Here in Cape Town, the towering presence of Table Mountain creates a kind of special energy in everyday activities. It also can provide a respite from the rigors of city life, and the honking cars below give way to pure, clean air and solitude up top.

Towards the end of the 18th century, one American sailor named Joshua Penny heard the call of the mountain too, and decided to desert his ship, the HMS Sceptre, which was anchored in Table Bay at the time. Evidently he had had enough of the sailing life, and decided to rough it in one of the numerous caves that dot the mountain flanks.

Penny chose a particularly difficult cave to access. Located about 150m below the difficult Grotto-Fountain-Cairn Traverse route, its accessible only by tricky rock climbing with a sheer drop to navigate. During winter it is very wet and slippery. Penny spent 14 months in this cave, hiding from his crew members and living the Cape Town “life au naturel”. He relates here how he hunted for food:

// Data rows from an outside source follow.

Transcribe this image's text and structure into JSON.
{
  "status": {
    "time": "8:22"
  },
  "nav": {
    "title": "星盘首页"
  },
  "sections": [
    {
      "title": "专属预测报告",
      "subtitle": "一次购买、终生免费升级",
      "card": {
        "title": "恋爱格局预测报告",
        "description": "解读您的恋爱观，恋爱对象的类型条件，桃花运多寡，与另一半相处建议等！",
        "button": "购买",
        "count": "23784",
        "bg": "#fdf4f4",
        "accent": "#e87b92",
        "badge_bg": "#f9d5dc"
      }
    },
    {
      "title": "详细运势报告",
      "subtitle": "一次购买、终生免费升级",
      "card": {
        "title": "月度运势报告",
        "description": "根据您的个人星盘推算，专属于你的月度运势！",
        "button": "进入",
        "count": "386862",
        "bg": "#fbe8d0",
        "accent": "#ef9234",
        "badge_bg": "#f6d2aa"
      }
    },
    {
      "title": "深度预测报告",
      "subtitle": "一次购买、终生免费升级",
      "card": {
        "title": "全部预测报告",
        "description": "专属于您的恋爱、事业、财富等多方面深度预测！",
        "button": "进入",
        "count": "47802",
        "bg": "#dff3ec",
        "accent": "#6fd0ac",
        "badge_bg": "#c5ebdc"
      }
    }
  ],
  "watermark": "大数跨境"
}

My whole stock of provisions nearly exhausted, I thought it time to recruit. I sallied out with a stone in my hand and had not advanced a great distance when I espied an antelope on the brow of a precipice. I threw the stone at the back of his head and tumbled him to the bottom. I cut the meat into strips and hung it on sticks put into crevices in my habitation.

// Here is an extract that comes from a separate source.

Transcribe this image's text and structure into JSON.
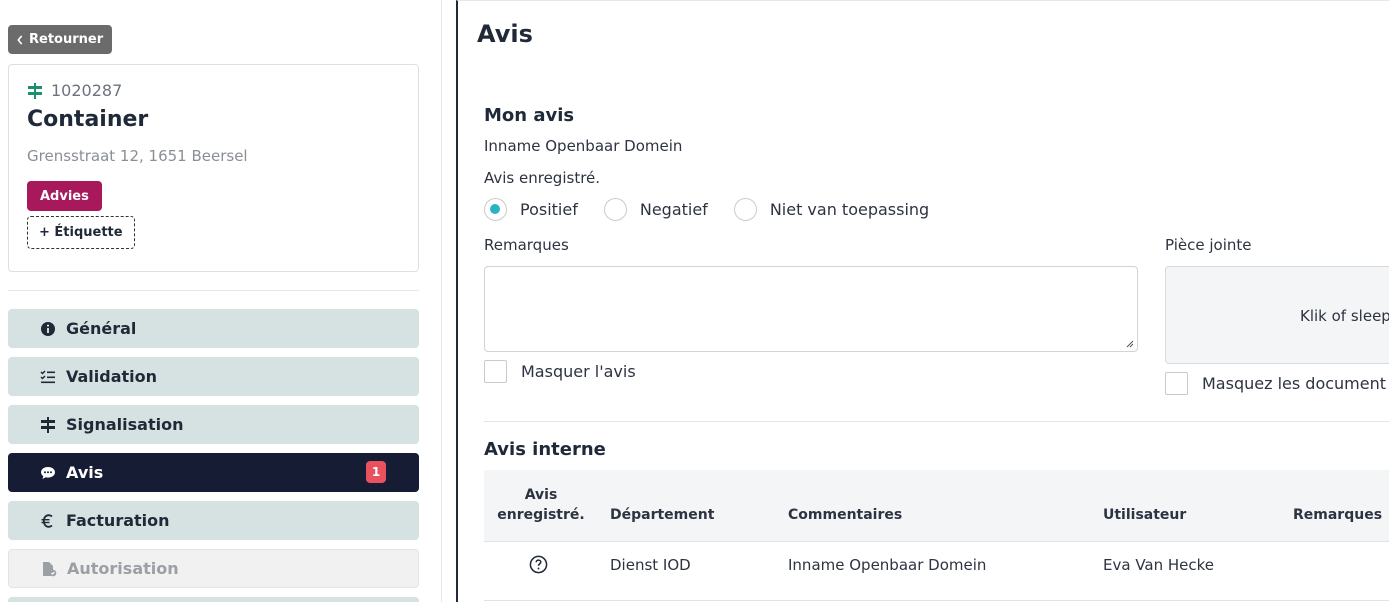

He also recounts being surrounded by wolves:

One day I crept out of some cragged rocks and came inadverntently into a large concourse of wolves in their season of making love. They soon surrounded me, some within 20 feet. I stood ready with my knife to defend myself, when at last one turned off, another followed, till they all had sneaked off apparently ashamed of themselves, and left me alone.

Anyone who has been to Table Mountain knows that tales of wolves and antelope on the mountain are quite fantastic, although Cape Town at the time was a wild place. There are stories of lions taking guards outside of the Castle in downtown Cape Town in the early 1700s!

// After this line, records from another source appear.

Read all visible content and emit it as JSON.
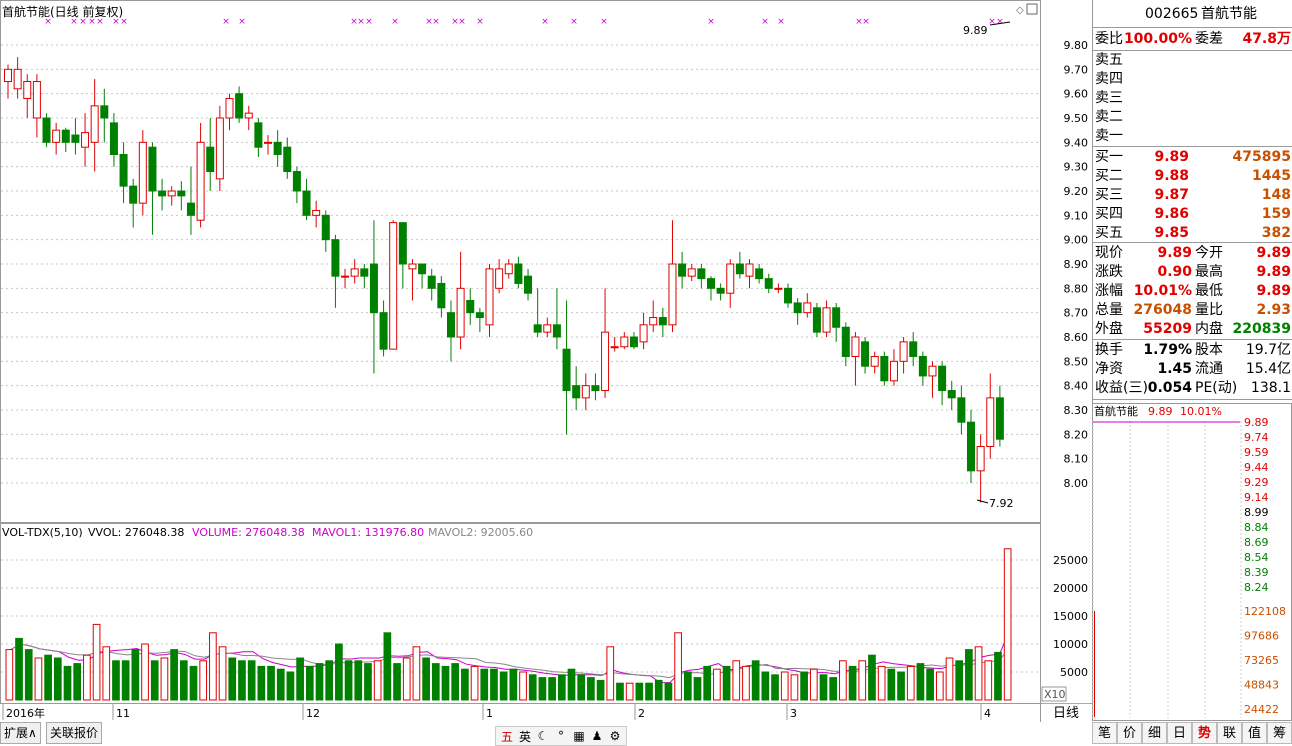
{
  "chart_title": "首航节能(日线 前复权)",
  "stock": {
    "code": "002665",
    "name": "首航节能"
  },
  "weibi": {
    "label": "委比",
    "value": "100.00%",
    "label2": "委差",
    "value2": "47.8万"
  },
  "asks": [
    {
      "label": "卖五"
    },
    {
      "label": "卖四"
    },
    {
      "label": "卖三"
    },
    {
      "label": "卖二"
    },
    {
      "label": "卖一"
    }
  ],
  "bids": [
    {
      "label": "买一",
      "price": "9.89",
      "vol": "475895"
    },
    {
      "label": "买二",
      "price": "9.88",
      "vol": "1445"
    },
    {
      "label": "买三",
      "price": "9.87",
      "vol": "148"
    },
    {
      "label": "买四",
      "price": "9.86",
      "vol": "159"
    },
    {
      "label": "买五",
      "price": "9.85",
      "vol": "382"
    }
  ],
  "quote": [
    {
      "l1": "现价",
      "v1": "9.89",
      "l2": "今开",
      "v2": "9.89"
    },
    {
      "l1": "涨跌",
      "v1": "0.90",
      "l2": "最高",
      "v2": "9.89"
    },
    {
      "l1": "涨幅",
      "v1": "10.01%",
      "l2": "最低",
      "v2": "9.89"
    },
    {
      "l1": "总量",
      "v1": "276048",
      "l2": "量比",
      "v2": "2.93"
    },
    {
      "l1": "外盘",
      "v1": "55209",
      "l2": "内盘",
      "v2": "220839"
    }
  ],
  "fund": [
    {
      "l1": "换手",
      "v1": "1.79%",
      "l2": "股本",
      "v2": "19.7亿"
    },
    {
      "l1": "净资",
      "v1": "1.45",
      "l2": "流通",
      "v2": "15.4亿"
    },
    {
      "l1": "收益(三)",
      "v1": "0.054",
      "l2": "PE(动)",
      "v2": "138.1"
    }
  ],
  "mini": {
    "name": "首航节能",
    "price": "9.89",
    "pct": "10.01%",
    "prices": [
      "9.89",
      "9.74",
      "9.59",
      "9.44",
      "9.29",
      "9.14",
      "8.99",
      "8.84",
      "8.69",
      "8.54",
      "8.39",
      "8.24"
    ],
    "vols": [
      "122108",
      "97686",
      "73265",
      "48843",
      "24422"
    ]
  },
  "vol_legend": {
    "t1": "VOL-TDX(5,10)",
    "t2": "VVOL: 276048.38",
    "t3": "VOLUME: 276048.38",
    "t4": "MAVOL1: 131976.80",
    "t5": "MAVOL2: 92005.60"
  },
  "price_axis": [
    "9.80",
    "9.70",
    "9.60",
    "9.50",
    "9.40",
    "9.30",
    "9.20",
    "9.10",
    "9.00",
    "8.90",
    "8.80",
    "8.70",
    "8.60",
    "8.50",
    "8.40",
    "8.30",
    "8.20",
    "8.10",
    "8.00"
  ],
  "vol_axis": [
    "25000",
    "20000",
    "15000",
    "10000",
    "5000"
  ],
  "vol_unit": "X10",
  "date_labels": [
    "2016年",
    "11",
    "12",
    "1",
    "2",
    "3",
    "4"
  ],
  "annot_high": "9.89",
  "annot_low": "7.92",
  "bottom_tabs": {
    "t1": "扩展∧",
    "t2": "关联报价"
  },
  "right_tabs": [
    "笔",
    "价",
    "细",
    "日",
    "势",
    "联",
    "值",
    "筹"
  ],
  "day_btn": "日线",
  "toolbar": [
    "五",
    "英",
    "☾",
    "°",
    "▦",
    "♟",
    "⚙"
  ],
  "colors": {
    "up": "#e00000",
    "down": "#008000",
    "ma1": "#cc00cc",
    "ma2": "#888888",
    "grid": "#c8c8c8"
  },
  "chart_data": {
    "type": "candlestick",
    "title": "首航节能(日线 前复权)",
    "ylim": [
      7.92,
      9.89
    ],
    "candles": [
      [
        9.65,
        9.7,
        9.72,
        9.58
      ],
      [
        9.62,
        9.7,
        9.75,
        9.58
      ],
      [
        9.58,
        9.65,
        9.68,
        9.5
      ],
      [
        9.5,
        9.65,
        9.68,
        9.42
      ],
      [
        9.5,
        9.4,
        9.52,
        9.38
      ],
      [
        9.4,
        9.45,
        9.48,
        9.35
      ],
      [
        9.45,
        9.4,
        9.46,
        9.36
      ],
      [
        9.43,
        9.4,
        9.5,
        9.35
      ],
      [
        9.38,
        9.44,
        9.52,
        9.3
      ],
      [
        9.4,
        9.55,
        9.66,
        9.28
      ],
      [
        9.55,
        9.5,
        9.62,
        9.4
      ],
      [
        9.48,
        9.35,
        9.52,
        9.3
      ],
      [
        9.35,
        9.22,
        9.4,
        9.15
      ],
      [
        9.22,
        9.15,
        9.25,
        9.05
      ],
      [
        9.15,
        9.4,
        9.45,
        9.1
      ],
      [
        9.38,
        9.2,
        9.4,
        9.02
      ],
      [
        9.2,
        9.18,
        9.25,
        9.12
      ],
      [
        9.18,
        9.2,
        9.22,
        9.14
      ],
      [
        9.2,
        9.18,
        9.24,
        9.12
      ],
      [
        9.15,
        9.1,
        9.3,
        9.02
      ],
      [
        9.08,
        9.4,
        9.48,
        9.05
      ],
      [
        9.38,
        9.28,
        9.5,
        9.2
      ],
      [
        9.25,
        9.5,
        9.55,
        9.2
      ],
      [
        9.5,
        9.58,
        9.6,
        9.45
      ],
      [
        9.6,
        9.5,
        9.63,
        9.48
      ],
      [
        9.5,
        9.52,
        9.55,
        9.45
      ],
      [
        9.48,
        9.38,
        9.5,
        9.34
      ],
      [
        9.4,
        9.4,
        9.43,
        9.35
      ],
      [
        9.4,
        9.35,
        9.45,
        9.3
      ],
      [
        9.38,
        9.28,
        9.42,
        9.25
      ],
      [
        9.28,
        9.2,
        9.3,
        9.15
      ],
      [
        9.2,
        9.1,
        9.25,
        9.08
      ],
      [
        9.1,
        9.12,
        9.16,
        9.05
      ],
      [
        9.1,
        9.0,
        9.12,
        8.95
      ],
      [
        9.0,
        8.85,
        9.02,
        8.72
      ],
      [
        8.85,
        8.85,
        8.88,
        8.8
      ],
      [
        8.85,
        8.88,
        8.92,
        8.82
      ],
      [
        8.88,
        8.85,
        8.9,
        8.8
      ],
      [
        8.9,
        8.7,
        9.08,
        8.45
      ],
      [
        8.7,
        8.55,
        8.75,
        8.52
      ],
      [
        8.55,
        9.07,
        9.08,
        8.55
      ],
      [
        9.07,
        8.9,
        9.05,
        8.8
      ],
      [
        8.88,
        8.9,
        8.92,
        8.75
      ],
      [
        8.9,
        8.86,
        8.9,
        8.8
      ],
      [
        8.85,
        8.8,
        8.88,
        8.75
      ],
      [
        8.82,
        8.72,
        8.85,
        8.68
      ],
      [
        8.7,
        8.6,
        8.75,
        8.5
      ],
      [
        8.6,
        8.8,
        8.95,
        8.55
      ],
      [
        8.75,
        8.7,
        8.8,
        8.65
      ],
      [
        8.7,
        8.68,
        8.72,
        8.62
      ],
      [
        8.65,
        8.88,
        8.9,
        8.6
      ],
      [
        8.8,
        8.88,
        8.92,
        8.78
      ],
      [
        8.86,
        8.9,
        8.92,
        8.84
      ],
      [
        8.9,
        8.82,
        8.93,
        8.8
      ],
      [
        8.85,
        8.78,
        8.88,
        8.75
      ],
      [
        8.65,
        8.62,
        8.8,
        8.6
      ],
      [
        8.62,
        8.65,
        8.68,
        8.6
      ],
      [
        8.65,
        8.6,
        8.8,
        8.55
      ],
      [
        8.55,
        8.38,
        8.75,
        8.2
      ],
      [
        8.4,
        8.35,
        8.48,
        8.3
      ],
      [
        8.35,
        8.4,
        8.45,
        8.3
      ],
      [
        8.4,
        8.38,
        8.45,
        8.34
      ],
      [
        8.38,
        8.62,
        8.8,
        8.35
      ],
      [
        8.56,
        8.56,
        8.6,
        8.54
      ],
      [
        8.56,
        8.6,
        8.62,
        8.55
      ],
      [
        8.6,
        8.56,
        8.62,
        8.55
      ],
      [
        8.58,
        8.65,
        8.7,
        8.55
      ],
      [
        8.65,
        8.68,
        8.75,
        8.62
      ],
      [
        8.68,
        8.65,
        8.72,
        8.6
      ],
      [
        8.65,
        8.9,
        9.08,
        8.62
      ],
      [
        8.9,
        8.85,
        8.95,
        8.8
      ],
      [
        8.85,
        8.88,
        8.9,
        8.83
      ],
      [
        8.88,
        8.84,
        8.9,
        8.8
      ],
      [
        8.84,
        8.8,
        8.85,
        8.75
      ],
      [
        8.8,
        8.78,
        8.82,
        8.75
      ],
      [
        8.78,
        8.9,
        8.92,
        8.72
      ],
      [
        8.9,
        8.86,
        8.95,
        8.84
      ],
      [
        8.85,
        8.9,
        8.92,
        8.8
      ],
      [
        8.88,
        8.84,
        8.9,
        8.82
      ],
      [
        8.84,
        8.8,
        8.86,
        8.78
      ],
      [
        8.8,
        8.8,
        8.82,
        8.78
      ],
      [
        8.8,
        8.74,
        8.82,
        8.72
      ],
      [
        8.74,
        8.7,
        8.76,
        8.65
      ],
      [
        8.7,
        8.74,
        8.78,
        8.68
      ],
      [
        8.72,
        8.62,
        8.74,
        8.6
      ],
      [
        8.62,
        8.72,
        8.75,
        8.6
      ],
      [
        8.72,
        8.64,
        8.74,
        8.58
      ],
      [
        8.64,
        8.52,
        8.66,
        8.48
      ],
      [
        8.52,
        8.6,
        8.62,
        8.4
      ],
      [
        8.58,
        8.48,
        8.6,
        8.45
      ],
      [
        8.48,
        8.52,
        8.54,
        8.45
      ],
      [
        8.52,
        8.42,
        8.54,
        8.4
      ],
      [
        8.42,
        8.5,
        8.55,
        8.4
      ],
      [
        8.5,
        8.58,
        8.6,
        8.45
      ],
      [
        8.58,
        8.52,
        8.62,
        8.48
      ],
      [
        8.52,
        8.44,
        8.54,
        8.4
      ],
      [
        8.44,
        8.48,
        8.5,
        8.35
      ],
      [
        8.48,
        8.38,
        8.5,
        8.32
      ],
      [
        8.38,
        8.35,
        8.42,
        8.3
      ],
      [
        8.35,
        8.25,
        8.4,
        8.2
      ],
      [
        8.25,
        8.05,
        8.3,
        8.0
      ],
      [
        8.05,
        8.15,
        8.2,
        7.92
      ],
      [
        8.15,
        8.35,
        8.45,
        8.1
      ],
      [
        8.35,
        8.18,
        8.4,
        8.15
      ]
    ],
    "volumes": [
      [
        90,
        1
      ],
      [
        110,
        0
      ],
      [
        90,
        0
      ],
      [
        75,
        1
      ],
      [
        80,
        0
      ],
      [
        75,
        0
      ],
      [
        60,
        0
      ],
      [
        65,
        0
      ],
      [
        80,
        1
      ],
      [
        135,
        1
      ],
      [
        95,
        1
      ],
      [
        70,
        0
      ],
      [
        70,
        0
      ],
      [
        90,
        0
      ],
      [
        100,
        1
      ],
      [
        70,
        0
      ],
      [
        75,
        1
      ],
      [
        90,
        0
      ],
      [
        70,
        0
      ],
      [
        60,
        0
      ],
      [
        70,
        1
      ],
      [
        120,
        1
      ],
      [
        95,
        1
      ],
      [
        75,
        0
      ],
      [
        70,
        0
      ],
      [
        70,
        0
      ],
      [
        60,
        0
      ],
      [
        60,
        0
      ],
      [
        55,
        0
      ],
      [
        50,
        0
      ],
      [
        75,
        0
      ],
      [
        60,
        0
      ],
      [
        65,
        0
      ],
      [
        70,
        0
      ],
      [
        100,
        0
      ],
      [
        70,
        0
      ],
      [
        70,
        0
      ],
      [
        65,
        0
      ],
      [
        70,
        1
      ],
      [
        120,
        0
      ],
      [
        65,
        0
      ],
      [
        75,
        1
      ],
      [
        95,
        1
      ],
      [
        75,
        0
      ],
      [
        65,
        0
      ],
      [
        60,
        0
      ],
      [
        65,
        0
      ],
      [
        55,
        0
      ],
      [
        60,
        1
      ],
      [
        55,
        0
      ],
      [
        55,
        0
      ],
      [
        50,
        0
      ],
      [
        55,
        0
      ],
      [
        50,
        1
      ],
      [
        45,
        0
      ],
      [
        40,
        0
      ],
      [
        40,
        0
      ],
      [
        45,
        0
      ],
      [
        55,
        0
      ],
      [
        45,
        0
      ],
      [
        40,
        0
      ],
      [
        35,
        0
      ],
      [
        95,
        1
      ],
      [
        30,
        0
      ],
      [
        30,
        1
      ],
      [
        30,
        0
      ],
      [
        30,
        0
      ],
      [
        35,
        0
      ],
      [
        30,
        0
      ],
      [
        120,
        1
      ],
      [
        50,
        0
      ],
      [
        40,
        0
      ],
      [
        60,
        0
      ],
      [
        55,
        1
      ],
      [
        60,
        0
      ],
      [
        70,
        1
      ],
      [
        60,
        1
      ],
      [
        70,
        0
      ],
      [
        50,
        0
      ],
      [
        45,
        0
      ],
      [
        50,
        1
      ],
      [
        45,
        1
      ],
      [
        50,
        0
      ],
      [
        55,
        1
      ],
      [
        45,
        0
      ],
      [
        40,
        0
      ],
      [
        70,
        1
      ],
      [
        60,
        0
      ],
      [
        70,
        1
      ],
      [
        80,
        0
      ],
      [
        60,
        1
      ],
      [
        55,
        0
      ],
      [
        50,
        0
      ],
      [
        60,
        1
      ],
      [
        65,
        0
      ],
      [
        55,
        0
      ],
      [
        50,
        1
      ],
      [
        75,
        1
      ],
      [
        70,
        0
      ],
      [
        90,
        0
      ],
      [
        95,
        1
      ],
      [
        70,
        1
      ],
      [
        85,
        0
      ],
      [
        270,
        1
      ]
    ]
  }
}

Penny finally got tired of his sojourn alone and ventured out into the bay to board a new vessel, a passing Danish ship. There he learned his original ship, the HMS Sceptre, had been lost in rough seas just weeks after he deserted her.

You can see Penny’s Cave if you are an intrepid hiker, not afraid of heights, by following a narrow footpath branching out from the top of Kloof Corner. Join Johnny on a hiking club mission and he will point out Penny’s Cave and other assorted Table Mountain trivia, including rare sightings of the elusive Table Mountain tahr and the various cracks and caves on top of the mountain.

Get out and explore – Cape Town is waiting for you! Apply to become a VACorps intern today!

Check out a link to photos from Johnny’s Hiking Club, where interns managed to get up close and personal on Grotto-Fountain-Cairn traverse, just above Penny’s Cave!